[[ Data for this task, beginning ]]
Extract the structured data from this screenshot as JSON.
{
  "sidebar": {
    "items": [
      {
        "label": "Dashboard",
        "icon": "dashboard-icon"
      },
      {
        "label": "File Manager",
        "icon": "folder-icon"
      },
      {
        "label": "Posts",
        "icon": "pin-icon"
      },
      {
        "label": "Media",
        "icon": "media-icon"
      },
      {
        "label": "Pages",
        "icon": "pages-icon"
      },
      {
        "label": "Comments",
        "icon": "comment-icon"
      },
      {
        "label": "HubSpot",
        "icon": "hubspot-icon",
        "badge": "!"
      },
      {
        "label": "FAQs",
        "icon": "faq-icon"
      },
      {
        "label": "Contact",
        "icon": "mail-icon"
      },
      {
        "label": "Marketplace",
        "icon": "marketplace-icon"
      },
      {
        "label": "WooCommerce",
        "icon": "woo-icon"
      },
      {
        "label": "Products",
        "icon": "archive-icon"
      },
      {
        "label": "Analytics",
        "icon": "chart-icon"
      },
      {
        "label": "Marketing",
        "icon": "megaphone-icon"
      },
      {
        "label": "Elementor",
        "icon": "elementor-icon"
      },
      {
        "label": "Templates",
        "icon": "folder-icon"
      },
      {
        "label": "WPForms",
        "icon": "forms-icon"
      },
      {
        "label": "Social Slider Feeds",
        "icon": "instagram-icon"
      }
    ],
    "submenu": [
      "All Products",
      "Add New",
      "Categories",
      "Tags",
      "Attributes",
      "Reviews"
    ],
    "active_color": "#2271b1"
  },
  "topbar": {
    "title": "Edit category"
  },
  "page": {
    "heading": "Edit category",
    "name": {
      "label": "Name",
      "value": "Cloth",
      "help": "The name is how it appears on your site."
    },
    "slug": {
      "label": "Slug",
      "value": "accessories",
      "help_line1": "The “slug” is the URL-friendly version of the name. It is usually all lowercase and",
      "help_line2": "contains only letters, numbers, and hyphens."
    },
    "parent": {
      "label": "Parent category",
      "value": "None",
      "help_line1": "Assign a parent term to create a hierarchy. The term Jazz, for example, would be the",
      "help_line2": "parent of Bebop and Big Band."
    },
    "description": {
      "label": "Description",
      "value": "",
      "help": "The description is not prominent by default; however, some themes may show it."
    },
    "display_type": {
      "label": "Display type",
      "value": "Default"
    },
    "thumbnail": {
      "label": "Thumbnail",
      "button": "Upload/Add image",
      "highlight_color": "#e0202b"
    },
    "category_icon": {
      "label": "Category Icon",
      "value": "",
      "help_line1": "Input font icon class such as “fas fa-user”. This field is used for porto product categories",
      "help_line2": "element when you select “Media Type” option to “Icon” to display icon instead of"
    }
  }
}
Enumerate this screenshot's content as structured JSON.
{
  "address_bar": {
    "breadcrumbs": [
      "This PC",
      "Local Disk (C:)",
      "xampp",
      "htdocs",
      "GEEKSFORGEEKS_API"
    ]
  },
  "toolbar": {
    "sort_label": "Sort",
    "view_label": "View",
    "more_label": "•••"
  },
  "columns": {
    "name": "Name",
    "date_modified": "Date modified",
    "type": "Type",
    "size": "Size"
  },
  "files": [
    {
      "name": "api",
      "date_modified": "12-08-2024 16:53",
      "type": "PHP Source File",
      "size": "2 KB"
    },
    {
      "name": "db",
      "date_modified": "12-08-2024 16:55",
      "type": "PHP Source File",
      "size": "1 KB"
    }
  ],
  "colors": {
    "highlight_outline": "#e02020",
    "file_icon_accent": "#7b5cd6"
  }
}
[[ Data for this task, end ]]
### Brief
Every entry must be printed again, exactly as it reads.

### Reply to the exercise
Extract the structured data from this screenshot as JSON.
{
  "sidebar": {
    "items": [
      {
        "label": "Dashboard",
        "icon": "dashboard-icon"
      },
      {
        "label": "File Manager",
        "icon": "folder-icon"
      },
      {
        "label": "Posts",
        "icon": "pin-icon"
      },
      {
        "label": "Media",
        "icon": "media-icon"
      },
      {
        "label": "Pages",
        "icon": "pages-icon"
      },
      {
        "label": "Comments",
        "icon": "comment-icon"
      },
      {
        "label": "HubSpot",
        "icon": "hubspot-icon",
        "badge": "!"
      },
      {
        "label": "FAQs",
        "icon": "faq-icon"
      },
      {
        "label": "Contact",
        "icon": "mail-icon"
      },
      {
        "label": "Marketplace",
        "icon": "marketplace-icon"
      },
      {
        "label": "WooCommerce",
        "icon": "woo-icon"
      },
      {
        "label": "Products",
        "icon": "archive-icon"
      },
      {
        "label": "Analytics",
        "icon": "chart-icon"
      },
      {
        "label": "Marketing",
        "icon": "megaphone-icon"
      },
      {
        "label": "Elementor",
        "icon": "elementor-icon"
      },
      {
        "label": "Templates",
        "icon": "folder-icon"
      },
      {
        "label": "WPForms",
        "icon": "forms-icon"
      },
      {
        "label": "Social Slider Feeds",
        "icon": "instagram-icon"
      }
    ],
    "submenu": [
      "All Products",
      "Add New",
      "Categories",
      "Tags",
      "Attributes",
      "Reviews"
    ],
    "active_color": "#2271b1"
  },
  "topbar": {
    "title": "Edit category"
  },
  "page": {
    "heading": "Edit category",
    "name": {
      "label": "Name",
      "value": "Cloth",
      "help": "The name is how it appears on your site."
    },
    "slug": {
      "label": "Slug",
      "value": "accessories",
      "help_line1": "The “slug” is the URL-friendly version of the name. It is usually all lowercase and",
      "help_line2": "contains only letters, numbers, and hyphens."
    },
    "parent": {
      "label": "Parent category",
      "value": "None",
      "help_line1": "Assign a parent term to create a hierarchy. The term Jazz, for example, would be the",
      "help_line2": "parent of Bebop and Big Band."
    },
    "description": {
      "label": "Description",
      "value": "",
      "help": "The description is not prominent by default; however, some themes may show it."
    },
    "display_type": {
      "label": "Display type",
      "value": "Default"
    },
    "thumbnail": {
      "label": "Thumbnail",
      "button": "Upload/Add image",
      "highlight_color": "#e0202b"
    },
    "category_icon": {
      "label": "Category Icon",
      "value": "",
      "help_line1": "Input font icon class such as “fas fa-user”. This field is used for porto product categories",
      "help_line2": "element when you select “Media Type” option to “Icon” to display icon instead of"
    }
  }
}
Enumerate this screenshot's content as structured JSON.
{
  "address_bar": {
    "breadcrumbs": [
      "This PC",
      "Local Disk (C:)",
      "xampp",
      "htdocs",
      "GEEKSFORGEEKS_API"
    ]
  },
  "toolbar": {
    "sort_label": "Sort",
    "view_label": "View",
    "more_label": "•••"
  },
  "columns": {
    "name": "Name",
    "date_modified": "Date modified",
    "type": "Type",
    "size": "Size"
  },
  "files": [
    {
      "name": "api",
      "date_modified": "12-08-2024 16:53",
      "type": "PHP Source File",
      "size": "2 KB"
    },
    {
      "name": "db",
      "date_modified": "12-08-2024 16:55",
      "type": "PHP Source File",
      "size": "1 KB"
    }
  ],
  "colors": {
    "highlight_outline": "#e02020",
    "file_icon_accent": "#7b5cd6"
  }
}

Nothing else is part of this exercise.